Records contained in a dataset:
>>>
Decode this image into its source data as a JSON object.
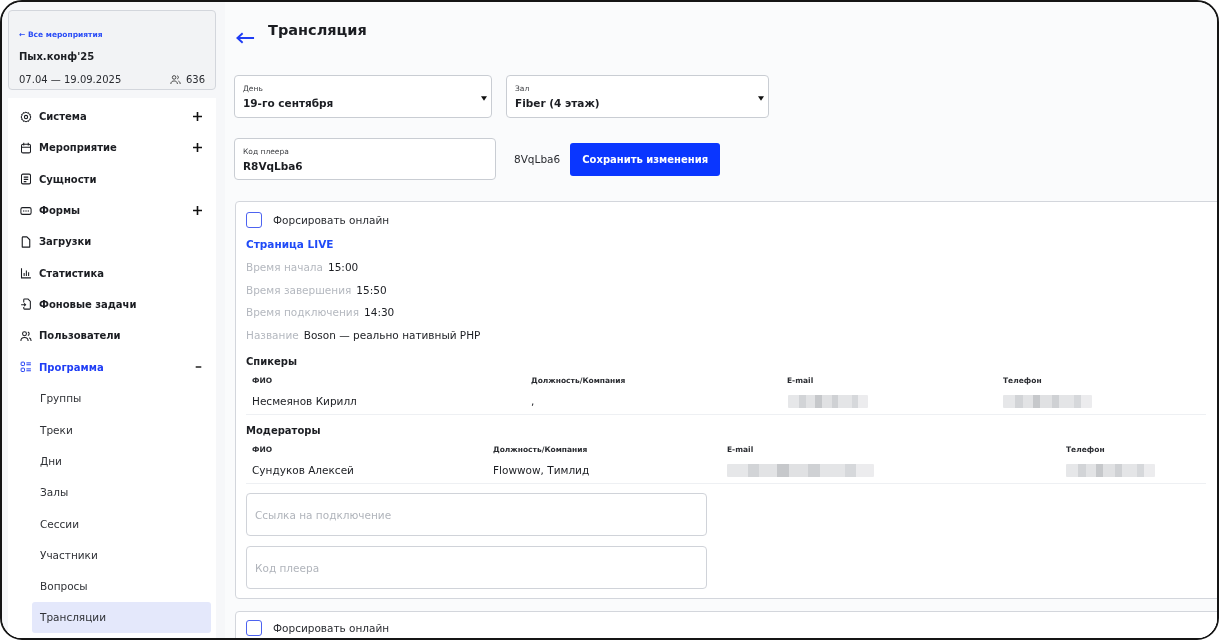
{
  "event_card": {
    "back_link": "← Все мероприятия",
    "title": "Пых.конф'25",
    "dates": "07.04 — 19.09.2025",
    "participants": "636"
  },
  "sidebar": {
    "items": [
      {
        "label": "Система",
        "kind": "group",
        "expanded": false,
        "selected": false
      },
      {
        "label": "Мероприятие",
        "kind": "group",
        "expanded": false,
        "selected": false
      },
      {
        "label": "Сущности",
        "kind": "link",
        "selected": false
      },
      {
        "label": "Формы",
        "kind": "group",
        "expanded": false,
        "selected": false
      },
      {
        "label": "Загрузки",
        "kind": "link",
        "selected": false
      },
      {
        "label": "Статистика",
        "kind": "link",
        "selected": false
      },
      {
        "label": "Фоновые задачи",
        "kind": "link",
        "selected": false
      },
      {
        "label": "Пользователи",
        "kind": "link",
        "selected": false
      },
      {
        "label": "Программа",
        "kind": "group",
        "expanded": true,
        "selected": true,
        "children": [
          {
            "label": "Группы",
            "selected": false
          },
          {
            "label": "Треки",
            "selected": false
          },
          {
            "label": "Дни",
            "selected": false
          },
          {
            "label": "Залы",
            "selected": false
          },
          {
            "label": "Сессии",
            "selected": false
          },
          {
            "label": "Участники",
            "selected": false
          },
          {
            "label": "Вопросы",
            "selected": false
          },
          {
            "label": "Трансляции",
            "selected": true
          }
        ]
      }
    ]
  },
  "page": {
    "title": "Трансляция"
  },
  "filters": [
    {
      "label": "День",
      "value": "19-го сентября"
    },
    {
      "label": "Зал",
      "value": "Fiber (4 этаж)"
    }
  ],
  "player_code": {
    "label": "Код плеера",
    "value": "R8VqLba6"
  },
  "player_code_preview": "8VqLba6",
  "save_button": "Сохранить изменения",
  "broadcasts": [
    {
      "force_online": {
        "label": "Форсировать онлайн",
        "checked": false
      },
      "live_link": "Страница LIVE",
      "details": [
        {
          "label": "Время начала",
          "value": "15:00"
        },
        {
          "label": "Время завершения",
          "value": "15:50"
        },
        {
          "label": "Время подключения",
          "value": "14:30"
        },
        {
          "label": "Название",
          "value": "Boson — реально нативный PHP"
        }
      ],
      "speakers": {
        "title": "Спикеры",
        "columns": [
          "ФИО",
          "Должность/Компания",
          "E-mail",
          "Телефон"
        ],
        "rows": [
          {
            "cells": [
              {
                "kind": "text",
                "text": "Несмеянов Кирилл"
              },
              {
                "kind": "text",
                "text": ","
              },
              {
                "kind": "redacted"
              },
              {
                "kind": "redacted"
              }
            ]
          }
        ]
      },
      "moderators": {
        "title": "Модераторы",
        "columns": [
          "ФИО",
          "Должность/Компания",
          "E-mail",
          "Телефон"
        ],
        "rows": [
          {
            "cells": [
              {
                "kind": "text",
                "text": "Сундуков Алексей"
              },
              {
                "kind": "text",
                "text": "Flowwow, Тимлид"
              },
              {
                "kind": "redacted"
              },
              {
                "kind": "redacted"
              }
            ]
          }
        ]
      },
      "fields": [
        {
          "placeholder": "Ссылка на подключение"
        },
        {
          "placeholder": "Код плеера"
        }
      ]
    },
    {
      "force_online": {
        "label": "Форсировать онлайн",
        "checked": false
      }
    }
  ]
}
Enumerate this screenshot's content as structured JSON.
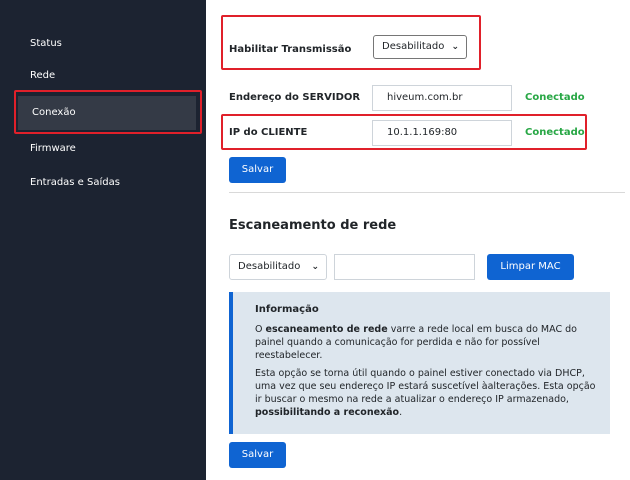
{
  "sidebar": {
    "items": [
      "Status",
      "Rede",
      "Conexão",
      "Firmware",
      "Entradas e Saídas"
    ]
  },
  "transmission": {
    "label": "Habilitar Transmissão",
    "select_value": "Desabilitado"
  },
  "server": {
    "label": "Endereço do SERVIDOR",
    "value": "hiveum.com.br",
    "status": "Conectado"
  },
  "client": {
    "label": "IP do CLIENTE",
    "value": "10.1.1.169:80",
    "status": "Conectado"
  },
  "save_label": "Salvar",
  "scan": {
    "title": "Escaneamento de rede",
    "select_value": "Desabilitado",
    "mac_value": "",
    "clear_button": "Limpar MAC"
  },
  "info": {
    "title": "Informação",
    "p1_pre": "O ",
    "p1_bold": "escaneamento de rede",
    "p1_post": " varre a rede local em busca do MAC do painel quando a comunicação for perdida e não for possível reestabelecer.",
    "p2_pre": "Esta opção se torna útil quando o painel estiver conectado via DHCP, uma vez que seu endereço IP estará suscetível àalterações. Esta opção ir buscar o mesmo na rede a atualizar o endereço IP armazenado, ",
    "p2_bold": "possibilitando a reconexão",
    "p2_post": "."
  },
  "colors": {
    "sidebar_bg": "#1c2331",
    "active_bg": "#343a46",
    "primary": "#0f64d2",
    "success": "#28a745",
    "highlight": "#e0202a",
    "info_bg": "#dde6ee"
  }
}
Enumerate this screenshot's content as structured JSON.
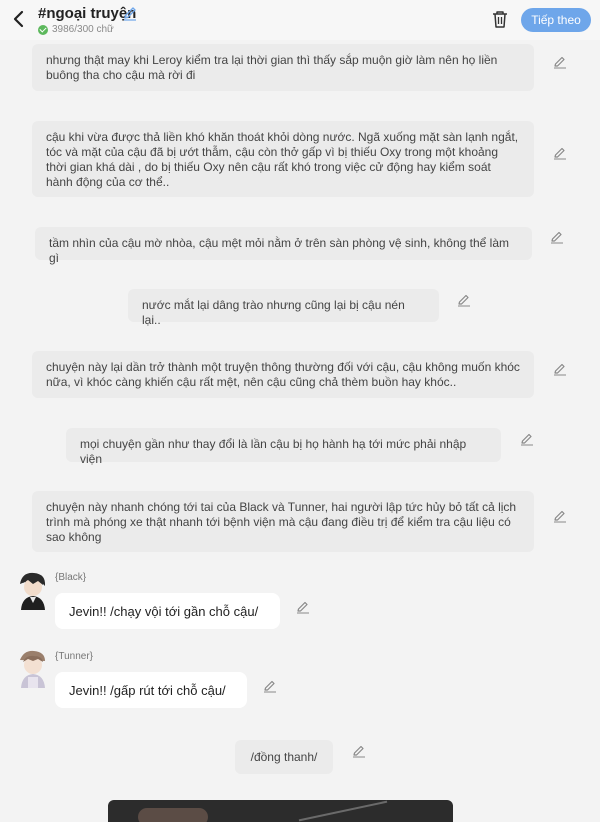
{
  "header": {
    "title": "#ngoại truyện",
    "word_count": "3986/300 chữ",
    "next_button": "Tiếp theo",
    "accent_color": "#6ea6ea"
  },
  "paragraphs": [
    "nhưng thật may khi Leroy kiểm tra lại thời gian thì thấy sắp muộn giờ làm nên họ liền buông tha cho cậu mà rời đi",
    "cậu khi vừa được thả liền khó khăn thoát khỏi dòng nước. Ngã xuống mặt sàn lạnh ngắt, tóc và mặt của cậu đã bị ướt thẫm, cậu còn thở gấp vì bị thiếu Oxy trong một khoảng thời gian khá dài , do bị thiếu Oxy nên cậu rất khó trong việc cử động hay kiểm soát hành động của cơ thể..",
    "tầm nhìn của cậu mờ nhòa, cậu mệt mỏi nằm ở trên sàn phòng vệ sinh, không thể làm gì",
    "nước mắt lại dâng trào nhưng cũng lại bị cậu nén lại..",
    "chuyện này lại dần trở thành một truyện thông thường đối với cậu, cậu không muốn khóc nữa, vì khóc càng khiến cậu rất mệt, nên cậu cũng chả thèm buồn hay khóc..",
    "mọi chuyện gần như thay đổi là lần cậu bị họ hành hạ tới mức phải nhập viện",
    "chuyện này nhanh chóng tới tai của Black và Tunner, hai người lập tức hủy bỏ tất cả lịch trình mà phóng xe thật nhanh tới bệnh viện mà cậu đang điều trị để kiểm tra cậu liệu có sao không"
  ],
  "dialogues": [
    {
      "name": "{Black}",
      "text": "Jevin!! /chạy vội tới gần chỗ cậu/"
    },
    {
      "name": "{Tunner}",
      "text": "Jevin!! /gấp rút tới chỗ cậu/"
    }
  ],
  "narration_last": "/đồng thanh/",
  "icons": {
    "back": "back-arrow-icon",
    "title_edit": "pencil-icon",
    "delete": "trash-icon",
    "edit": "pencil-icon"
  }
}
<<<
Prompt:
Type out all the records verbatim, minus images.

Exercise solution:
Decode this image into its source data as a JSON object.
{
  "event_card": {
    "back_link": "← Все мероприятия",
    "title": "Пых.конф'25",
    "dates": "07.04 — 19.09.2025",
    "participants": "636"
  },
  "sidebar": {
    "items": [
      {
        "label": "Система",
        "kind": "group",
        "expanded": false,
        "selected": false
      },
      {
        "label": "Мероприятие",
        "kind": "group",
        "expanded": false,
        "selected": false
      },
      {
        "label": "Сущности",
        "kind": "link",
        "selected": false
      },
      {
        "label": "Формы",
        "kind": "group",
        "expanded": false,
        "selected": false
      },
      {
        "label": "Загрузки",
        "kind": "link",
        "selected": false
      },
      {
        "label": "Статистика",
        "kind": "link",
        "selected": false
      },
      {
        "label": "Фоновые задачи",
        "kind": "link",
        "selected": false
      },
      {
        "label": "Пользователи",
        "kind": "link",
        "selected": false
      },
      {
        "label": "Программа",
        "kind": "group",
        "expanded": true,
        "selected": true,
        "children": [
          {
            "label": "Группы",
            "selected": false
          },
          {
            "label": "Треки",
            "selected": false
          },
          {
            "label": "Дни",
            "selected": false
          },
          {
            "label": "Залы",
            "selected": false
          },
          {
            "label": "Сессии",
            "selected": false
          },
          {
            "label": "Участники",
            "selected": false
          },
          {
            "label": "Вопросы",
            "selected": false
          },
          {
            "label": "Трансляции",
            "selected": true
          }
        ]
      }
    ]
  },
  "page": {
    "title": "Трансляция"
  },
  "filters": [
    {
      "label": "День",
      "value": "19-го сентября"
    },
    {
      "label": "Зал",
      "value": "Fiber (4 этаж)"
    }
  ],
  "player_code": {
    "label": "Код плеера",
    "value": "R8VqLba6"
  },
  "player_code_preview": "8VqLba6",
  "save_button": "Сохранить изменения",
  "broadcasts": [
    {
      "force_online": {
        "label": "Форсировать онлайн",
        "checked": false
      },
      "live_link": "Страница LIVE",
      "details": [
        {
          "label": "Время начала",
          "value": "15:00"
        },
        {
          "label": "Время завершения",
          "value": "15:50"
        },
        {
          "label": "Время подключения",
          "value": "14:30"
        },
        {
          "label": "Название",
          "value": "Boson — реально нативный PHP"
        }
      ],
      "speakers": {
        "title": "Спикеры",
        "columns": [
          "ФИО",
          "Должность/Компания",
          "E-mail",
          "Телефон"
        ],
        "rows": [
          {
            "cells": [
              {
                "kind": "text",
                "text": "Несмеянов Кирилл"
              },
              {
                "kind": "text",
                "text": ","
              },
              {
                "kind": "redacted"
              },
              {
                "kind": "redacted"
              }
            ]
          }
        ]
      },
      "moderators": {
        "title": "Модераторы",
        "columns": [
          "ФИО",
          "Должность/Компания",
          "E-mail",
          "Телефон"
        ],
        "rows": [
          {
            "cells": [
              {
                "kind": "text",
                "text": "Сундуков Алексей"
              },
              {
                "kind": "text",
                "text": "Flowwow, Тимлид"
              },
              {
                "kind": "redacted"
              },
              {
                "kind": "redacted"
              }
            ]
          }
        ]
      },
      "fields": [
        {
          "placeholder": "Ссылка на подключение"
        },
        {
          "placeholder": "Код плеера"
        }
      ]
    },
    {
      "force_online": {
        "label": "Форсировать онлайн",
        "checked": false
      }
    }
  ]
}
Enumerate this screenshot's content as structured JSON.
{
  "sidebar": {
    "items": [
      "Status",
      "Rede",
      "Conexão",
      "Firmware",
      "Entradas e Saídas"
    ]
  },
  "transmission": {
    "label": "Habilitar Transmissão",
    "select_value": "Desabilitado"
  },
  "server": {
    "label": "Endereço do SERVIDOR",
    "value": "hiveum.com.br",
    "status": "Conectado"
  },
  "client": {
    "label": "IP do CLIENTE",
    "value": "10.1.1.169:80",
    "status": "Conectado"
  },
  "save_label": "Salvar",
  "scan": {
    "title": "Escaneamento de rede",
    "select_value": "Desabilitado",
    "mac_value": "",
    "clear_button": "Limpar MAC"
  },
  "info": {
    "title": "Informação",
    "p1_pre": "O ",
    "p1_bold": "escaneamento de rede",
    "p1_post": " varre a rede local em busca do MAC do painel quando a comunicação for perdida e não for possível reestabelecer.",
    "p2_pre": "Esta opção se torna útil quando o painel estiver conectado via DHCP, uma vez que seu endereço IP estará suscetível àalterações. Esta opção ir buscar o mesmo na rede a atualizar o endereço IP armazenado, ",
    "p2_bold": "possibilitando a reconexão",
    "p2_post": "."
  },
  "colors": {
    "sidebar_bg": "#1c2331",
    "active_bg": "#343a46",
    "primary": "#0f64d2",
    "success": "#28a745",
    "highlight": "#e0202a",
    "info_bg": "#dde6ee"
  }
}
Enumerate this screenshot's content as structured JSON.
{
  "header": {
    "title": "#ngoại truyện",
    "word_count": "3986/300 chữ",
    "next_button": "Tiếp theo",
    "accent_color": "#6ea6ea"
  },
  "paragraphs": [
    "nhưng thật may khi Leroy kiểm tra lại thời gian thì thấy sắp muộn giờ làm nên họ liền buông tha cho cậu mà rời đi",
    "cậu khi vừa được thả liền khó khăn thoát khỏi dòng nước. Ngã xuống mặt sàn lạnh ngắt, tóc và mặt của cậu đã bị ướt thẫm, cậu còn thở gấp vì bị thiếu Oxy trong một khoảng thời gian khá dài , do bị thiếu Oxy nên cậu rất khó trong việc cử động hay kiểm soát hành động của cơ thể..",
    "tầm nhìn của cậu mờ nhòa, cậu mệt mỏi nằm ở trên sàn phòng vệ sinh, không thể làm gì",
    "nước mắt lại dâng trào nhưng cũng lại bị cậu nén lại..",
    "chuyện này lại dần trở thành một truyện thông thường đối với cậu, cậu không muốn khóc nữa, vì khóc càng khiến cậu rất mệt, nên cậu cũng chả thèm buồn hay khóc..",
    "mọi chuyện gần như thay đổi là lần cậu bị họ hành hạ tới mức phải nhập viện",
    "chuyện này nhanh chóng tới tai của Black và Tunner, hai người lập tức hủy bỏ tất cả lịch trình mà phóng xe thật nhanh tới bệnh viện mà cậu đang điều trị để kiểm tra cậu liệu có sao không"
  ],
  "dialogues": [
    {
      "name": "{Black}",
      "text": "Jevin!! /chạy vội tới gần chỗ cậu/"
    },
    {
      "name": "{Tunner}",
      "text": "Jevin!! /gấp rút tới chỗ cậu/"
    }
  ],
  "narration_last": "/đồng thanh/",
  "icons": {
    "back": "back-arrow-icon",
    "title_edit": "pencil-icon",
    "delete": "trash-icon",
    "edit": "pencil-icon"
  }
}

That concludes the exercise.